TAMPA — A Massachusetts-based biotechnology company has agreed to pay $22.28 million to resolve allegations brought by whistle-blowers in Tampa and Miami that it marketed an inappropriate use for a surgery medication, U.S. government attorneys said.
Genzyme, a corporation known for its research into drugs for rare genetic diseases, is paying the settlement in a lawsuit over Seprafilm, a material it manufactures for use in the operating room.
According to court documents, Genzyme sales representatives encouraged doctors to use the product in a manner not approved by the U.S. Food and Drug Administration, leading to improper claims for reimbursement from hospitals.
"I think these cases are among the most important that our office handles. Health care fraud is a major problem in our country," said A. Lee Bentley III, acting U.S. Attorney for the Middle District of Florida. "These do serve a very important deterrent effect."
The settlement is the result of a civil suit brought under the federal False Claims Act, a 19th-century law that encourages private citizens to expose fraud by government contractors. Whistle-blowers can file suit on behalf of the government and then share in any financial settlement that results.
The Genzyme action was brought by two company sales representatives in 2009.

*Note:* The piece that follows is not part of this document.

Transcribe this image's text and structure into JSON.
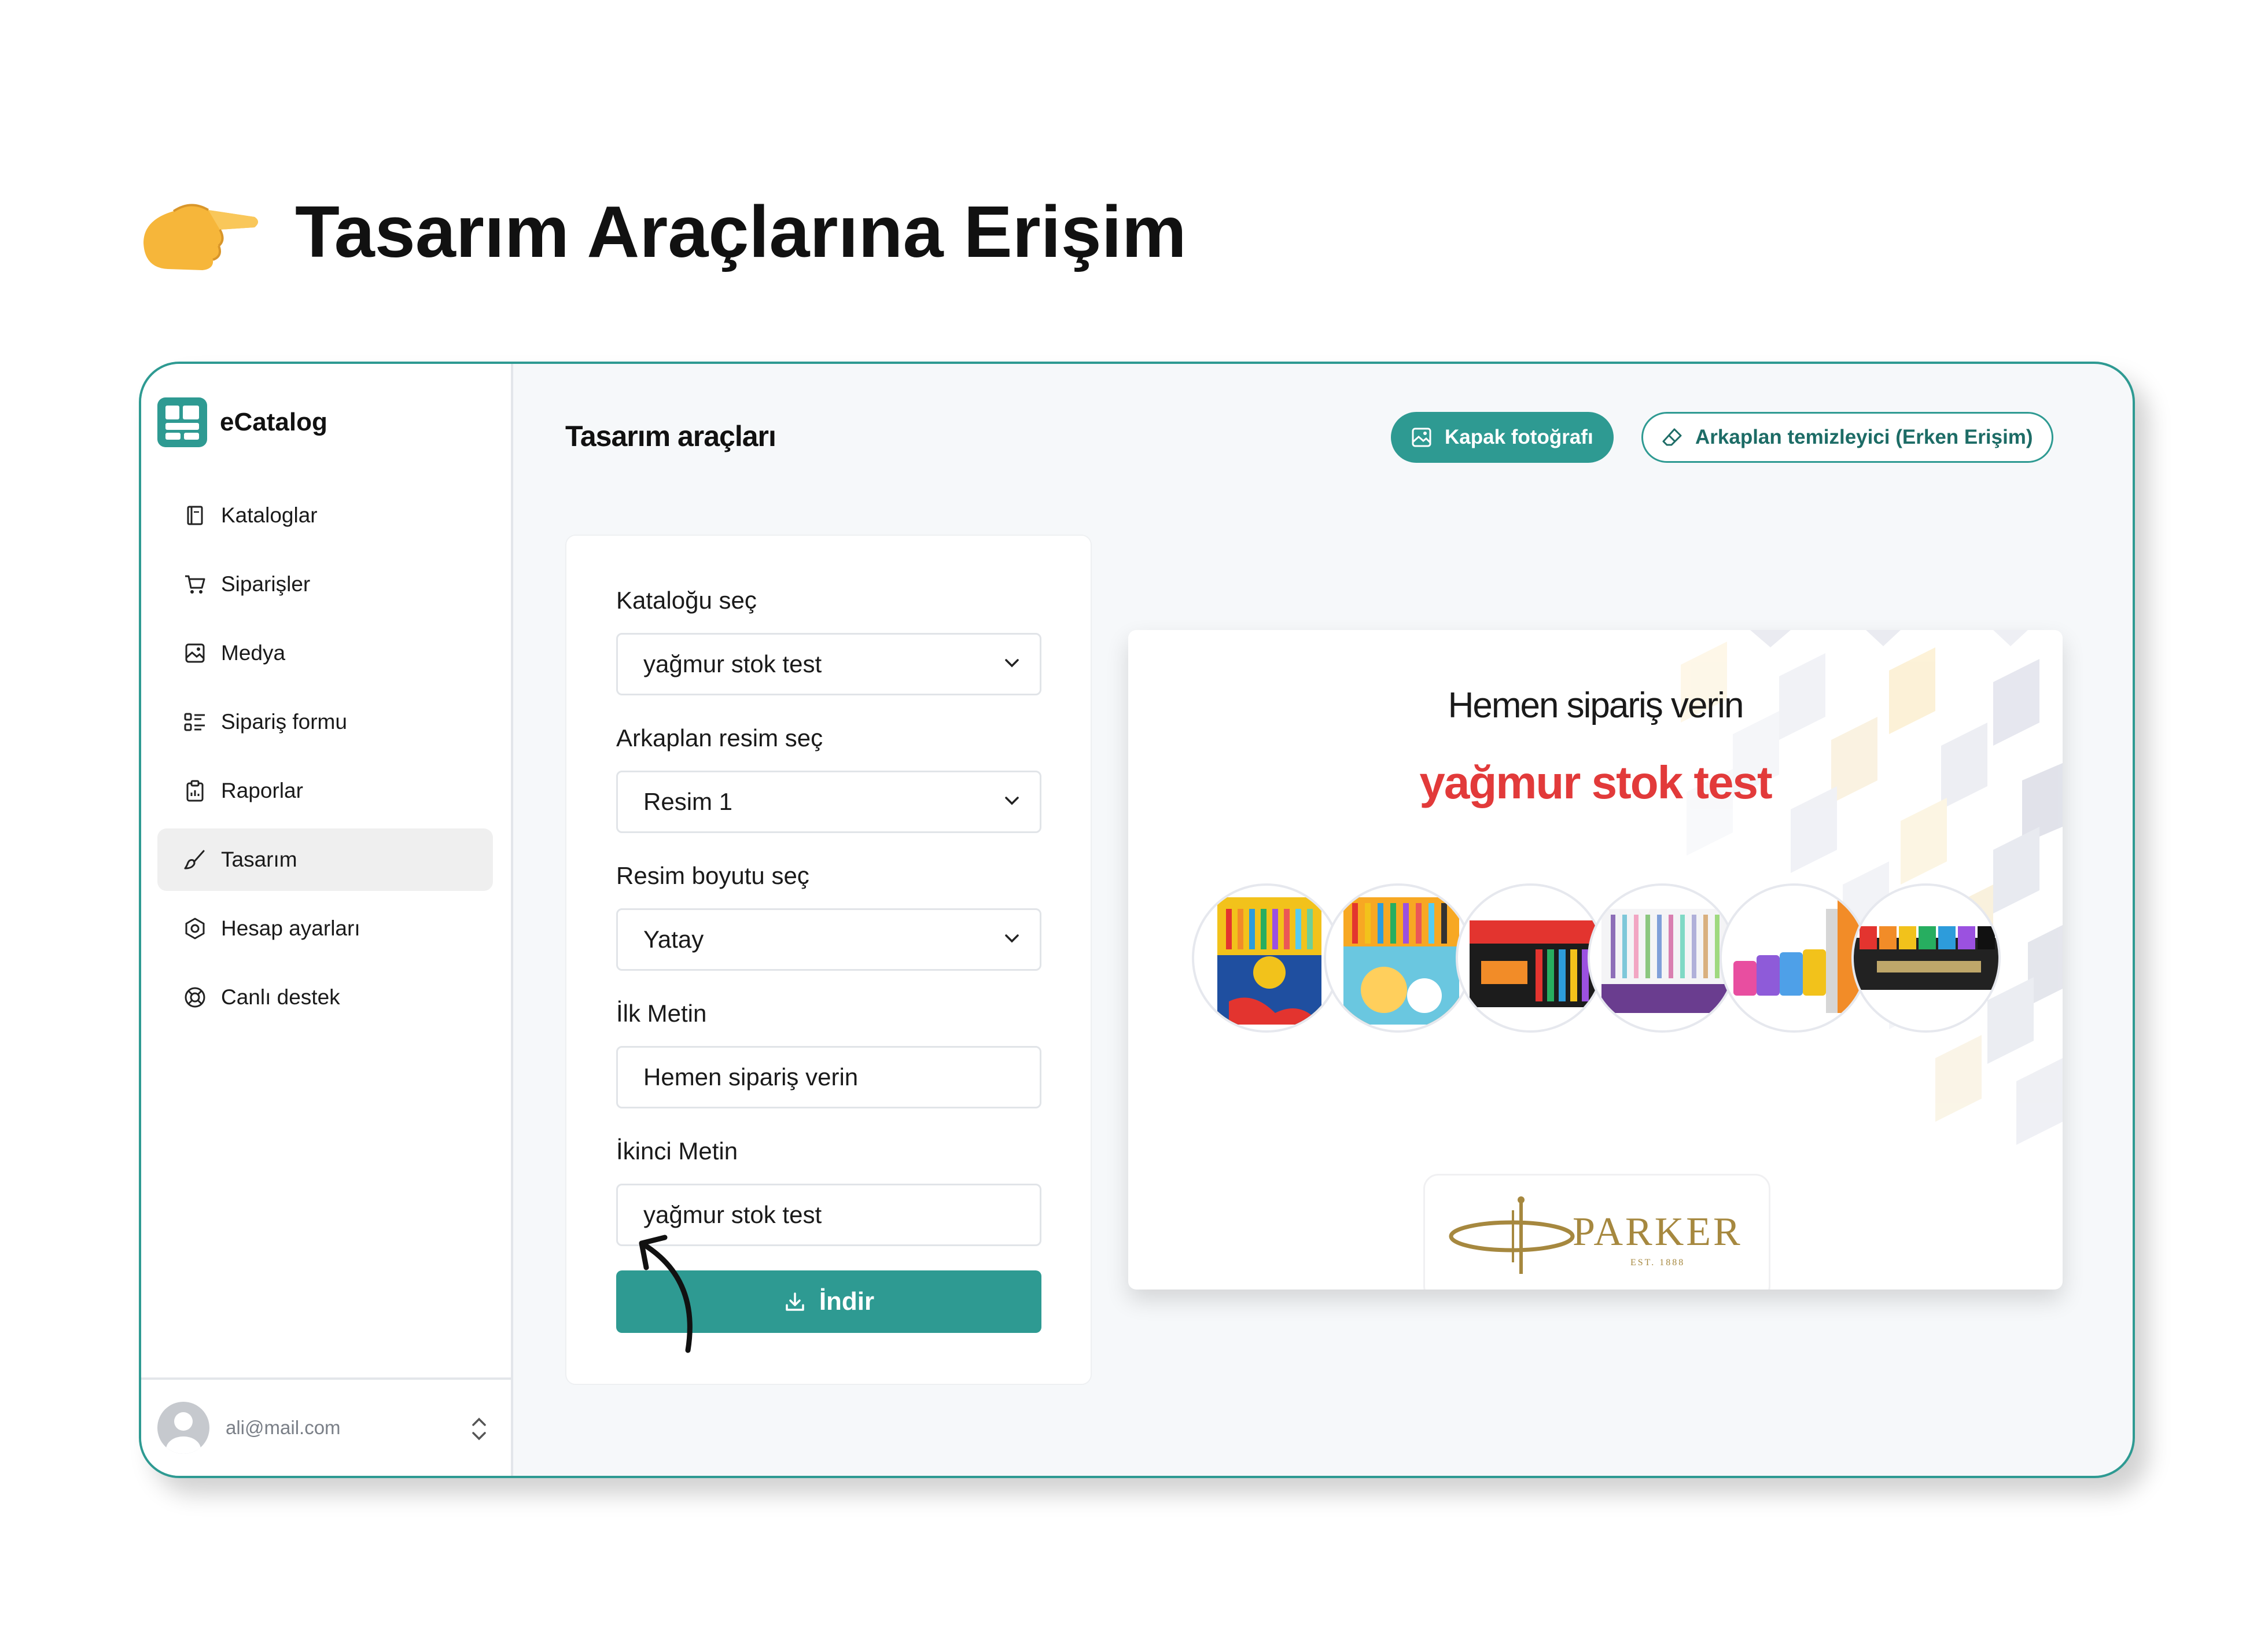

The amount of the settlement that will be diverted to the whistle-blowers has not yet been determined. One of the private plaintiffs' attorneys, Barry Cohen of Tampa, said they hope to receive between 23 and 24 percent of the settlement, or about $5.2 million.

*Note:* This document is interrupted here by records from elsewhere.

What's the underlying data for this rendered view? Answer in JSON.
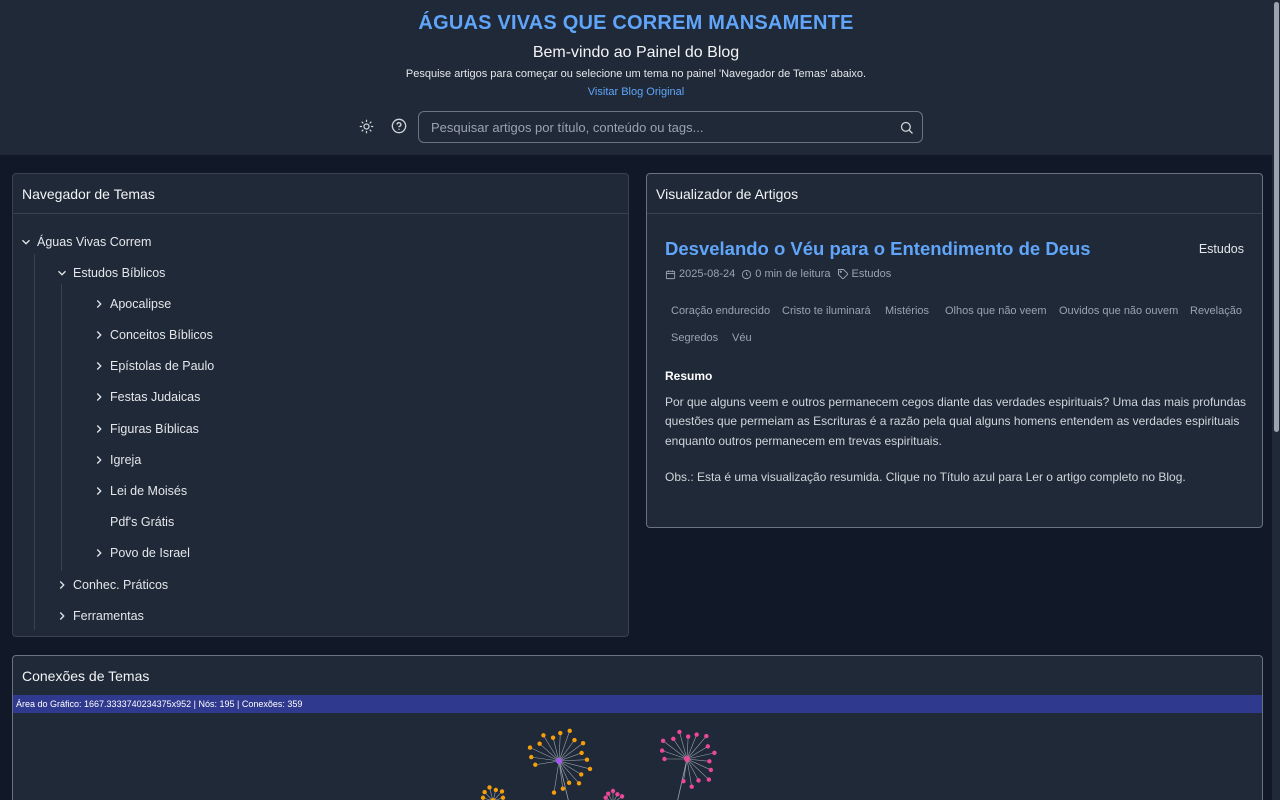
{
  "header": {
    "site_title": "ÁGUAS VIVAS QUE CORREM MANSAMENTE",
    "welcome": "Bem-vindo ao Painel do Blog",
    "intro": "Pesquise artigos para começar ou selecione um tema no painel 'Navegador de Temas' abaixo.",
    "visit_link": "Visitar Blog Original",
    "theme_toggle_icon": "sun-icon",
    "help_icon": "question-circle-icon"
  },
  "search": {
    "placeholder": "Pesquisar artigos por título, conteúdo ou tags...",
    "value": ""
  },
  "topic_navigator": {
    "title": "Navegador de Temas",
    "root": "Águas Vivas Correm",
    "group": "Estudos Bíblicos",
    "children": [
      "Apocalipse",
      "Conceitos Bíblicos",
      "Epístolas de Paulo",
      "Festas Judaicas",
      "Figuras Bíblicas",
      "Igreja",
      "Lei de Moisés",
      "Pdf's Grátis",
      "Povo de Israel"
    ],
    "siblings": [
      "Conhec. Práticos",
      "Ferramentas"
    ]
  },
  "article_viewer": {
    "title": "Visualizador de Artigos",
    "article_title": "Desvelando o Véu para o Entendimento de Deus",
    "category": "Estudos",
    "date": "2025-08-24",
    "read_time": "0 min de leitura",
    "tag_category": "Estudos",
    "tags": [
      "Coração endurecido",
      "Cristo te iluminará",
      "Mistérios",
      "Olhos que não veem",
      "Ouvidos que não ouvem",
      "Revelação",
      "Segredos",
      "Véu"
    ],
    "summary_label": "Resumo",
    "summary": "Por que alguns veem e outros permanecem cegos diante das verdades espirituais? Uma das mais profundas questões que permeiam as Escrituras é a razão pela qual alguns homens entendem as verdades espirituais enquanto outros permanecem em trevas espirituais.",
    "note": "Obs.: Esta é uma visualização resumida. Clique no Título azul para Ler o artigo completo no Blog."
  },
  "connections": {
    "title": "Conexões de Temas",
    "graph_info": "Área do Gráfico: 1667.3333740234375x952 | Nós: 195 | Conexões: 359",
    "node_colors": [
      "#f59e0b",
      "#ec4899",
      "#a855f7"
    ]
  }
}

"They were pharmaceutical salesmen, and they recognized that this was a potential danger," Cohen said. "They saw other people doing it, and they knew it wasn't right."
Sarah Connors, a spokeswoman for Sanofi, Genzyme's parent company, said that Genzyme cooperated with the government investigation and that the company's sales force no longer markets Seprafilm for the unorthodox procedure that spawned the lawsuit.
"Genzyme did take proactive action to address and prohibit this conduct," she said.
According to court documents, Seprafilm is intended to be applied during open surgery to prevent organs and muscle tissue from sticking together. However, the whistle-blowers and lawyers for the federal government alleged that Genzyme sales representatives taught doctors to use it in less invasive procedures — such as laparoscopic or "keyhole" surgeries — by mixing it into a liquidlike "slurry" that could be injected into the body.
Cohen and Bentley said they were not required to prove in the lawsuit that patients had been harmed, only that this use of the drug was not approved by federal regulators and hence not subject to reimbursement by Medicare and Medicaid.
The hefty Genzyme settlement follows two other large payouts secured in recent years by the U.S. Attorney's Office and the Cohen Law Group, including a $217.5 million settlement from WellCare Health Plans and a $10.17 million settlement from Morton Plant Mease Health Care.
Peter Jamison can be reached at email@example.com or (813) 226-3337. Follow him on Twitter @petejamison.